Assignment. Your task is to filter the data below down to the lines holding "水戸人妻花壇".

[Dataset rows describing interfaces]
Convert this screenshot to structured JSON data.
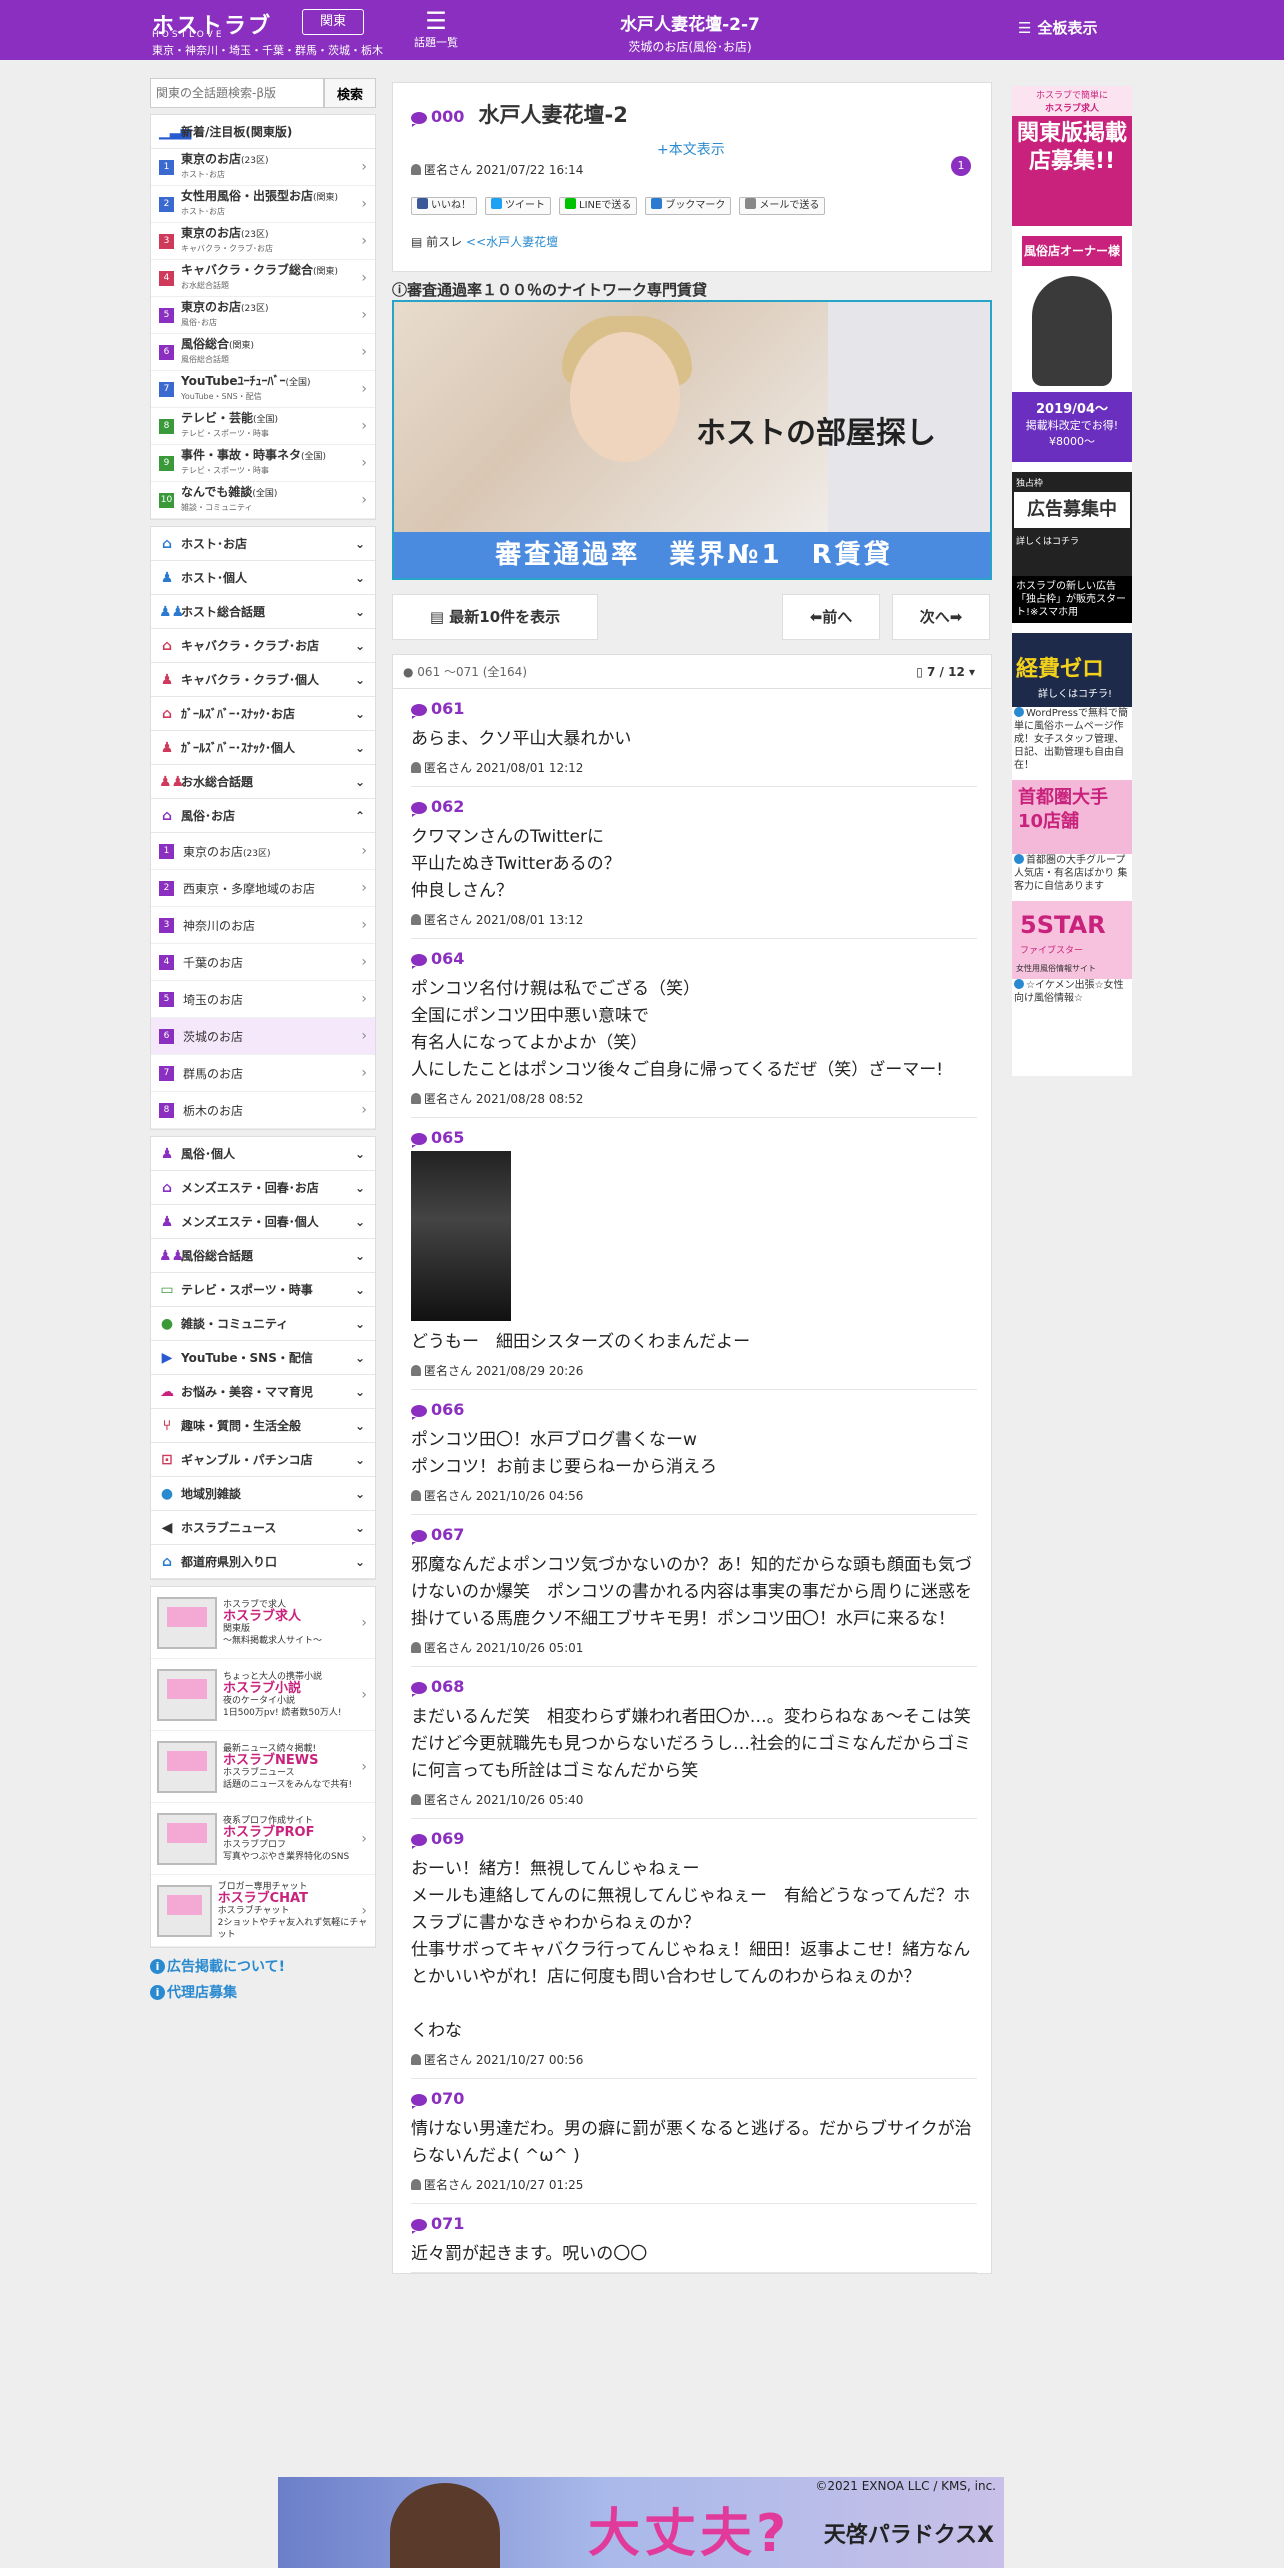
{
  "header": {
    "logo": "ホストラブ",
    "logo_sub": "HOSTLOVE",
    "region": "関東",
    "prefectures": "東京・神奈川・埼玉・千葉・群馬・茨城・栃木",
    "topics_label": "話題一覧",
    "thread_title": "水戸人妻花壇-2-7",
    "thread_category": "茨城のお店(風俗･お店)",
    "board_label": "全板表示"
  },
  "search": {
    "placeholder": "関東の全話題検索-β版",
    "button": "検索"
  },
  "sidebar": {
    "ranking_title": "新着/注目板(関東版)",
    "ranking": [
      {
        "n": "1",
        "label": "東京のお店",
        "tag": "(23区)",
        "sub": "ホスト･お店",
        "color": "#3a6ad0"
      },
      {
        "n": "2",
        "label": "女性用風俗・出張型お店",
        "tag": "(関東)",
        "sub": "ホスト･お店",
        "color": "#3a6ad0"
      },
      {
        "n": "3",
        "label": "東京のお店",
        "tag": "(23区)",
        "sub": "キャバクラ・クラブ･お店",
        "color": "#d03a5a"
      },
      {
        "n": "4",
        "label": "キャバクラ・クラブ総合",
        "tag": "(関東)",
        "sub": "お水総合話題",
        "color": "#d03a5a"
      },
      {
        "n": "5",
        "label": "東京のお店",
        "tag": "(23区)",
        "sub": "風俗･お店",
        "color": "#8a2fbf"
      },
      {
        "n": "6",
        "label": "風俗総合",
        "tag": "(関東)",
        "sub": "風俗総合話題",
        "color": "#8a2fbf"
      },
      {
        "n": "7",
        "label": "YouTubeﾕｰﾁｭｰﾊﾞｰ",
        "tag": "(全国)",
        "sub": "YouTube・SNS・配信",
        "color": "#3a6ad0"
      },
      {
        "n": "8",
        "label": "テレビ・芸能",
        "tag": "(全国)",
        "sub": "テレビ・スポーツ・時事",
        "color": "#3a9a3a"
      },
      {
        "n": "9",
        "label": "事件・事故・時事ネタ",
        "tag": "(全国)",
        "sub": "テレビ・スポーツ・時事",
        "color": "#3a9a3a"
      },
      {
        "n": "10",
        "label": "なんでも雑談",
        "tag": "(全国)",
        "sub": "雑談・コミュニティ",
        "color": "#3a9a3a"
      }
    ],
    "cat_host_shop": "ホスト･お店",
    "cat_host_person": "ホスト･個人",
    "cat_host_general": "ホスト総合話題",
    "cat_cabaret_shop": "キャバクラ・クラブ･お店",
    "cat_cabaret_person": "キャバクラ・クラブ･個人",
    "cat_girlsbar_shop": "ｶﾞｰﾙｽﾞﾊﾞｰ･ｽﾅｯｸ･お店",
    "cat_girlsbar_person": "ｶﾞｰﾙｽﾞﾊﾞｰ･ｽﾅｯｸ･個人",
    "cat_water_general": "お水総合話題",
    "cat_fuzoku_shop": "風俗･お店",
    "fuzoku_items": [
      {
        "n": "1",
        "label": "東京のお店",
        "tag": "(23区)"
      },
      {
        "n": "2",
        "label": "西東京・多摩地域のお店",
        "tag": ""
      },
      {
        "n": "3",
        "label": "神奈川のお店",
        "tag": ""
      },
      {
        "n": "4",
        "label": "千葉のお店",
        "tag": ""
      },
      {
        "n": "5",
        "label": "埼玉のお店",
        "tag": ""
      },
      {
        "n": "6",
        "label": "茨城のお店",
        "tag": ""
      },
      {
        "n": "7",
        "label": "群馬のお店",
        "tag": ""
      },
      {
        "n": "8",
        "label": "栃木のお店",
        "tag": ""
      }
    ],
    "cat_fuzoku_person": "風俗･個人",
    "cat_mens_shop": "メンズエステ・回春･お店",
    "cat_mens_person": "メンズエステ・回春･個人",
    "cat_fuzoku_general": "風俗総合話題",
    "cat_tv": "テレビ・スポーツ・時事",
    "cat_chat": "雑談・コミュニティ",
    "cat_youtube": "YouTube・SNS・配信",
    "cat_beauty": "お悩み・美容・ママ育児",
    "cat_hobby": "趣味・質問・生活全般",
    "cat_gamble": "ギャンブル・パチンコ店",
    "cat_region": "地域別雑談",
    "cat_news": "ホスラブニュース",
    "cat_pref": "都道府県別入り口",
    "banners": [
      {
        "tag": "ホスラブで求人",
        "title": "ホスラブ求人",
        "line1": "関東版",
        "line2": "〜無料掲載求人サイト〜"
      },
      {
        "tag": "ちょっと大人の携帯小説",
        "title": "ホスラブ小説",
        "line1": "夜のケータイ小説",
        "line2": "1日500万pv! 読者数50万人!"
      },
      {
        "tag": "最新ニュース続々掲載!",
        "title": "ホスラブNEWS",
        "line1": "ホスラブニュース",
        "line2": "話題のニュースをみんなで共有!"
      },
      {
        "tag": "夜系プロフ作成サイト",
        "title": "ホスラブPROF",
        "line1": "ホスラブプロフ",
        "line2": "写真やつぶやき業界特化のSNS"
      },
      {
        "tag": "ブロガー専用チャット",
        "title": "ホスラブCHAT",
        "line1": "ホスラブチャット",
        "line2": "2ショットやチャ友入れず気軽にチャット"
      }
    ],
    "link_ads": "広告掲載について!",
    "link_agency": "代理店募集"
  },
  "thread": {
    "id": "000",
    "title": "水戸人妻花壇-2",
    "toggle": "+本文表示",
    "author": "匿名さん",
    "date": "2021/07/22 16:14",
    "badge": "1",
    "share": [
      "いいね！",
      "ツイート",
      "LINEで送る",
      "ブックマーク",
      "メールで送る"
    ],
    "prev_label": "前スレ",
    "prev_link": "<<水戸人妻花壇"
  },
  "ad": {
    "heading": "審査通過率１００％のナイトワーク専門賃貸",
    "copy": "ホストの部屋探し",
    "bar": "審査通過率　業界№1　R賃貸"
  },
  "pager": {
    "latest": "最新10件を表示",
    "prev": "前へ",
    "next": "次へ"
  },
  "posts_head": {
    "range": "061 ～071 (全164)",
    "page": "7 / 12"
  },
  "posts": [
    {
      "id": "061",
      "body": "あらま、クソ平山大暴れかい",
      "author": "匿名さん",
      "date": "2021/08/01 12:12"
    },
    {
      "id": "062",
      "body": "クワマンさんのTwitterに\n平山たぬきTwitterあるの？\n仲良しさん？",
      "author": "匿名さん",
      "date": "2021/08/01 13:12"
    },
    {
      "id": "064",
      "body": "ポンコツ名付け親は私でござる（笑）\n全国にポンコツ田中悪い意味で\n有名人になってよかよか（笑）\n人にしたことはポンコツ後々ご自身に帰ってくるだぜ（笑）ざーマー!",
      "author": "匿名さん",
      "date": "2021/08/28 08:52"
    },
    {
      "id": "065",
      "body": "どうもー　細田シスターズのくわまんだよー",
      "author": "匿名さん",
      "date": "2021/08/29 20:26",
      "image": true
    },
    {
      "id": "066",
      "body": "ポンコツ田〇！水戸ブログ書くなーw\nポンコツ！お前まじ要らねーから消えろ",
      "author": "匿名さん",
      "date": "2021/10/26 04:56"
    },
    {
      "id": "067",
      "body": "邪魔なんだよポンコツ気づかないのか？あ！知的だからな頭も顔面も気づけないのか爆笑　ポンコツの書かれる内容は事実の事だから周りに迷惑を掛けている馬鹿クソ不細工ブサキモ男！ポンコツ田〇！水戸に来るな！",
      "author": "匿名さん",
      "date": "2021/10/26 05:01"
    },
    {
      "id": "068",
      "body": "まだいるんだ笑　相変わらず嫌われ者田〇か…。変わらねなぁ〜そこは笑　だけど今更就職先も見つからないだろうし…社会的にゴミなんだからゴミに何言っても所詮はゴミなんだから笑",
      "author": "匿名さん",
      "date": "2021/10/26 05:40"
    },
    {
      "id": "069",
      "body": "おーい！緒方！無視してんじゃねぇー\nメールも連絡してんのに無視してんじゃねぇー　有給どうなってんだ？ホスラブに書かなきゃわからねぇのか？\n仕事サボってキャバクラ行ってんじゃねぇ！細田！返事よこせ！緒方なんとかいいやがれ！店に何度も問い合わせしてんのわからねぇのか？\n\nくわな",
      "author": "匿名さん",
      "date": "2021/10/27 00:56"
    },
    {
      "id": "070",
      "body": "情けない男達だわ。男の癖に罰が悪くなると逃げる。だからブサイクが治らないんだよ( ^ω^ )",
      "author": "匿名さん",
      "date": "2021/10/27 01:25"
    },
    {
      "id": "071",
      "body": "近々罰が起きます。呪いの〇〇",
      "author": "",
      "date": ""
    }
  ],
  "right": {
    "ad1_tag": "ホスラブで簡単に",
    "ad1_title": "ホスラブ求人",
    "ad1_big": "関東版掲載店募集!!",
    "ad1_sub": "風俗店オーナー様へ",
    "ad1_date": "2019/04〜",
    "ad1_price": "掲載料改定でお得!¥8000〜",
    "ad2_tag": "独占枠",
    "ad2_big": "広告募集中",
    "ad2_more": "詳しくはコチラ",
    "ad2_text": "ホスラブの新しい広告「独占枠」が販売スタート!※スマホ用",
    "ad3_big": "経費ゼロ",
    "ad3_more": "詳しくはコチラ!",
    "ad3_text": "WordPressで無料で簡単に風俗ホームページ作成！女子スタッフ管理、日記、出勤管理も自由自在！",
    "ad4_big": "首都圏大手10店舗",
    "ad4_text": "首都圏の大手グループ 人気店・有名店ばかり 集客力に自信あります",
    "ad5_big": "5STAR",
    "ad5_sub": "ファイブスター",
    "ad5_cap": "女性用風俗情報サイト",
    "ad5_text": "☆イケメン出張☆女性向け風俗情報☆"
  },
  "bottom_ad": {
    "copyright": "©2021 EXNOA LLC / KMS, inc.",
    "text": "大丈夫?",
    "logo": "天啓パラドクスX"
  }
}
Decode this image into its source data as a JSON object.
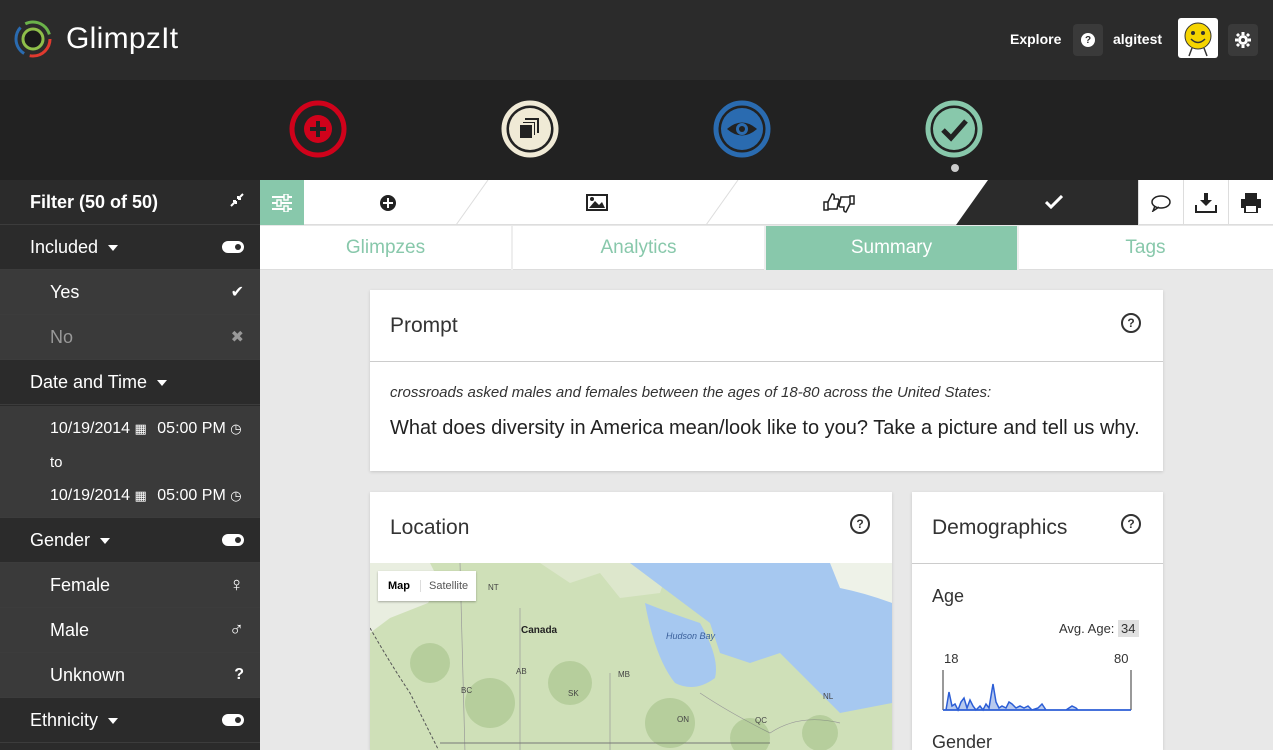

Response below.
    "thread_title": "水戸人妻花壇-2-7",
    "title": "水戸人妻花壇-2",
    "prev_link": "<<水戸人妻花壇"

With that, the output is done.